Asha Bhonsle’s rendition is just superb. She’s all perfection. The sentiments she brings with each throw of the word, a daughter readily connect with her. The song is also a painful reminder of a dark chapter in her erratic personal life. Asha had run away from her home, at the age of 14, to marry the wrong person. The shocked and angered members of her conservative family snapped all the ties with her. Singing was the only thing she knew after her marriage went sour. By and by she became one of the top singers. While rehearsing for this song, she wasn’t getting the exact emotions in her words. It was then that S D Burman suggested her to remember her brother, her family. Her mental frame was now as it was wanted in the song. She broke down remembering her family. Thus, came out the expressive singing of this immortal song. Song of a wailing yet a poised heart.
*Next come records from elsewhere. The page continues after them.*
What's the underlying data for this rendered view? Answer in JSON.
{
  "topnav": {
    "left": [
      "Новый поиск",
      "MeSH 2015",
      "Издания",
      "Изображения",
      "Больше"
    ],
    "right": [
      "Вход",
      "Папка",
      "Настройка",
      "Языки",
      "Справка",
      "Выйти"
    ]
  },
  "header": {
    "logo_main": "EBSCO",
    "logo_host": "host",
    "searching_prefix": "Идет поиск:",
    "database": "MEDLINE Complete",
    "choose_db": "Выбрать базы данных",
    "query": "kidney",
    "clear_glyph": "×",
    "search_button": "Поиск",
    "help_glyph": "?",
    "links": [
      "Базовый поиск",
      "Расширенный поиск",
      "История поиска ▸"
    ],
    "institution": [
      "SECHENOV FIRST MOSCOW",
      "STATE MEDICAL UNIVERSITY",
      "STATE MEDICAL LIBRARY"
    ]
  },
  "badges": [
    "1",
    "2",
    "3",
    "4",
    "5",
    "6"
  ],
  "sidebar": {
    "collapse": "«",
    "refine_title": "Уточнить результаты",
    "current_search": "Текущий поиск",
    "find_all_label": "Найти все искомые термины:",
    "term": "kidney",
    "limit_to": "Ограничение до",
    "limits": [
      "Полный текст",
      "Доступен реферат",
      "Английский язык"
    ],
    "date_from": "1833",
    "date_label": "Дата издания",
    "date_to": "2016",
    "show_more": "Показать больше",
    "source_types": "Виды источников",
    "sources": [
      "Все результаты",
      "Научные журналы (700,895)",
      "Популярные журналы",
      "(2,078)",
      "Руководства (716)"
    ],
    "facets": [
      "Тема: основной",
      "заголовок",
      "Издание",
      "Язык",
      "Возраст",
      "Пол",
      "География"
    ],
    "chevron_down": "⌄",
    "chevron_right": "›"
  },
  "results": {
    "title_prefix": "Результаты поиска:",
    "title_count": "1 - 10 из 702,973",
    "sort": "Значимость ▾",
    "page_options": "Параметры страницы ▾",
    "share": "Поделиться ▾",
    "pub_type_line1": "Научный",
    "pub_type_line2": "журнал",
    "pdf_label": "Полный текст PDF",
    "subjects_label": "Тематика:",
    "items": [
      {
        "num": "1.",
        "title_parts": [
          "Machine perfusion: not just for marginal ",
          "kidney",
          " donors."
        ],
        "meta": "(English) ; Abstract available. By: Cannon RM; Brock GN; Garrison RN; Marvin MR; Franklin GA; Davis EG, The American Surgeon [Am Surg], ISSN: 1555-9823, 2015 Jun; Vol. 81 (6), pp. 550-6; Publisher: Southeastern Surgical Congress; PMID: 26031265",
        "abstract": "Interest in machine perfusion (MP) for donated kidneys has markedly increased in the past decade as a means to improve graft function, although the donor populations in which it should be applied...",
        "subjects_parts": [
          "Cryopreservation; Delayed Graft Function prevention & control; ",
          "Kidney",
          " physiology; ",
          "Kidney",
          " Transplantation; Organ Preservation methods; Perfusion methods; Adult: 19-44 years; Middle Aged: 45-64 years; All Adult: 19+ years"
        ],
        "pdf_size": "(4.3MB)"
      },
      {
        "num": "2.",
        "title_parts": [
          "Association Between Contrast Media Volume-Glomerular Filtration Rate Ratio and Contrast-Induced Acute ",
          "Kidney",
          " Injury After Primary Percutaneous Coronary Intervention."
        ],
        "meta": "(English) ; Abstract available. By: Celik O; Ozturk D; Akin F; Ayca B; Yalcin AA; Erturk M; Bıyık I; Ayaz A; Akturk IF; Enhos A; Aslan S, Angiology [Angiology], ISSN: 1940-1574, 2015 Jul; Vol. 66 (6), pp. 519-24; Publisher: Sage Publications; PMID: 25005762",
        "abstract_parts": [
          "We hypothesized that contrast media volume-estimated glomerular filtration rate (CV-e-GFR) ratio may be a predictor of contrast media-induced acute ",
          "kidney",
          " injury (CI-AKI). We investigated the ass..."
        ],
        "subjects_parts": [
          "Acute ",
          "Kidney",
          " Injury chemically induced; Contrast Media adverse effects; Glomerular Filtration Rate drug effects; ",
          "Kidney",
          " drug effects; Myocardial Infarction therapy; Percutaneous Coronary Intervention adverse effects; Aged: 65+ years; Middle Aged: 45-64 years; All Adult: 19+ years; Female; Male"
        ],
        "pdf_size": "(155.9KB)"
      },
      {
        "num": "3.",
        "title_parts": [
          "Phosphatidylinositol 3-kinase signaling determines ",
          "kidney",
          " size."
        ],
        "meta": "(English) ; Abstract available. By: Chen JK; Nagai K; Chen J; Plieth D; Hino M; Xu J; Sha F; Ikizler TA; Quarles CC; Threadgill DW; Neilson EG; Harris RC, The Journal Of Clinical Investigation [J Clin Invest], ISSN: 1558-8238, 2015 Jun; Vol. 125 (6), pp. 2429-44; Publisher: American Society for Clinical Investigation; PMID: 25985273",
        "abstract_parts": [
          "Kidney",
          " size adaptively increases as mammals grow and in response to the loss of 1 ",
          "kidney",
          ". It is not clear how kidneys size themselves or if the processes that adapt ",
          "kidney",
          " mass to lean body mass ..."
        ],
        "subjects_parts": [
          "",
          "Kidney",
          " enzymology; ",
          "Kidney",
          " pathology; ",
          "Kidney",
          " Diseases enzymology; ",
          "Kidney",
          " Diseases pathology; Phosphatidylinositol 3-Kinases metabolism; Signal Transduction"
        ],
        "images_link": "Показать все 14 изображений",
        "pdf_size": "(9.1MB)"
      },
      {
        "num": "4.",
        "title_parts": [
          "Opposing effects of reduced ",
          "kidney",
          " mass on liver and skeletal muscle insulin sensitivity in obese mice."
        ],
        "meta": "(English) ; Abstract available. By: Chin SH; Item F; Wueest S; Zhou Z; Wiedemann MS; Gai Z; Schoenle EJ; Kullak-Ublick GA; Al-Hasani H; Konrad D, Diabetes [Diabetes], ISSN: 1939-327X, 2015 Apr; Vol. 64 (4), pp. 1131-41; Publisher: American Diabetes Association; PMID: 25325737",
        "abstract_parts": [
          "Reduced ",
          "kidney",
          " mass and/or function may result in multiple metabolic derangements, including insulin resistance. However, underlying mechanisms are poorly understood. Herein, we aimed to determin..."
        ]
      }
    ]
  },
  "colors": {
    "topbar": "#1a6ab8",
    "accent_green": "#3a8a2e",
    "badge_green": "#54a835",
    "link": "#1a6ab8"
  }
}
S D Burman has kept the use of instruments negligible, bringing out the pathos in the song aptly. It brings out the sadness of lost innocence, the need of reconnecting with those days which will never come back. The situation of the song in the movie though makes you wonder about the lyrics. Are they really Nutan’s thoughts for her parental home? Being in the prison, she yearns for the freedom from its monotonous life. She has already lost her family, her brother, her father. There’s no one out there waiting for her. It is her inner turmoil, the thoughts of her disrupted heart. Bimal Roy has beautifully picturised it. The prison, the hand mill defining the monotonous life. Nutan anxiously looking at the huge walls of the prison which signify the walls created by her around herself. She needs to bring down those walls to be herself again. Giving the feeling of back home again.
Professing her thoughts to be herself, wringing out her heart’s pain, defining the transition of a girl to a woman, a daughter sings this timeless beauty!!!